- Generation includes the necessary classes to represent the information regarding the generation of electrical energy, such as: GeneratingUnitHydroTurbine.
- Meas comprises almost all the classes related to the representation of measurements in electrical systems such as Measurement and MeasurementType.
- LoadModel includes the necessary classes to describe everything related to the consumption of electrical energy. It contains, among others, the EnergyConsumer class, which allows all types of electrical energy consumers to be represented.
- Outage allows describing the planning programs for the operation and maintenance of electrical power systems for the prevention and action against blackouts. It includes, among others, the OutageSchedule class, which allows to describe information about the scheduled periods in which a given device is out of service.
- Protection provides the necessary classes to represent protection equipment (ProtectionEquipment class) and automatic close sequences (RecloseSequence class).
- SCADA includes, among others, the RemoteUnit class, which represents the electronic devices located in the electrical installation and which exchange information with the SCADA application located in the management system.
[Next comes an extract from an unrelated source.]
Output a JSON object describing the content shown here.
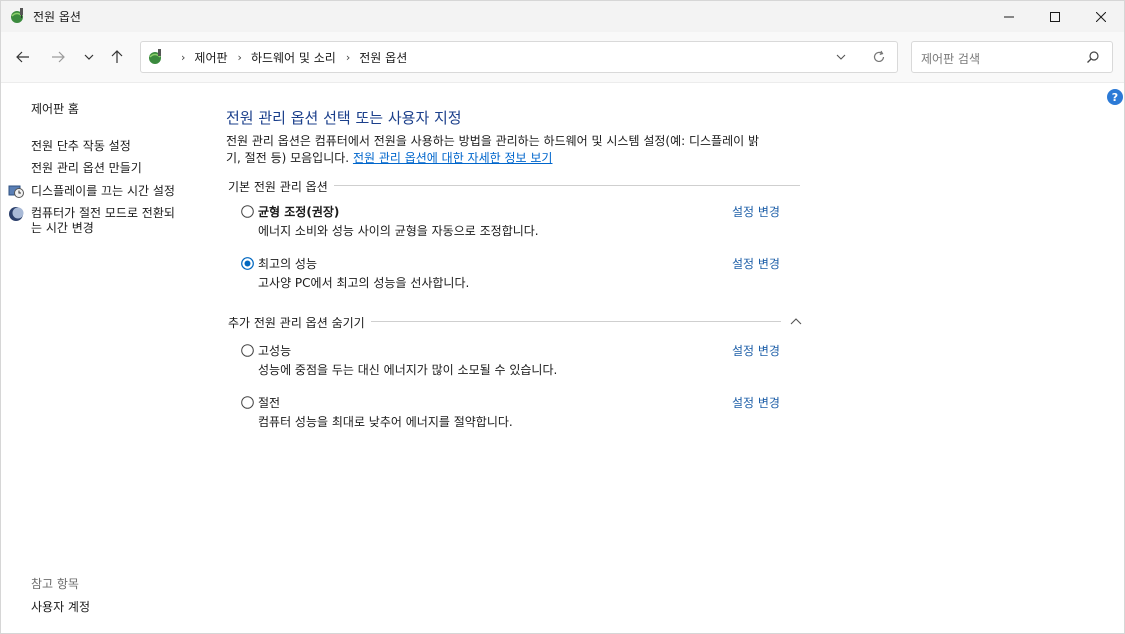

It also allows you to describe the communication links with these remote units using the CommunicationLink class.
- Domain is the package that includes the definitions of all the data types that map to the attribute values described in the rest of the model: from primitive types like Float, to types like Temperature.
Nowadays, the CIM model is broader. Thus, in the IEC 61968-11 standard (for DMS systems), new packages are added to the original model. For example, the Assets package contains the information necessary to carry out asset management in an electrical power system. On the other hand, Consumers defines the classes that allow certain information about consumers to be described in greater detail, while Work covers all the information about any type of work in an electrical installation.
As the standard has been developed, different formats have been defined for the exchange of large amounts of information, such as CIM/XML or CIM/RDF.
CIM and JSON
As there are more and more teams collecting data, and those improve resolution, the amount of data generated increases, so it becomes an additional challenge for interoperability between applications to have to handle large volumes of data. For example, in the case of PMU (Phasor Measurement Units) meters, the sampling rate is 30 times per second, which increases the amount of information to be exchanged.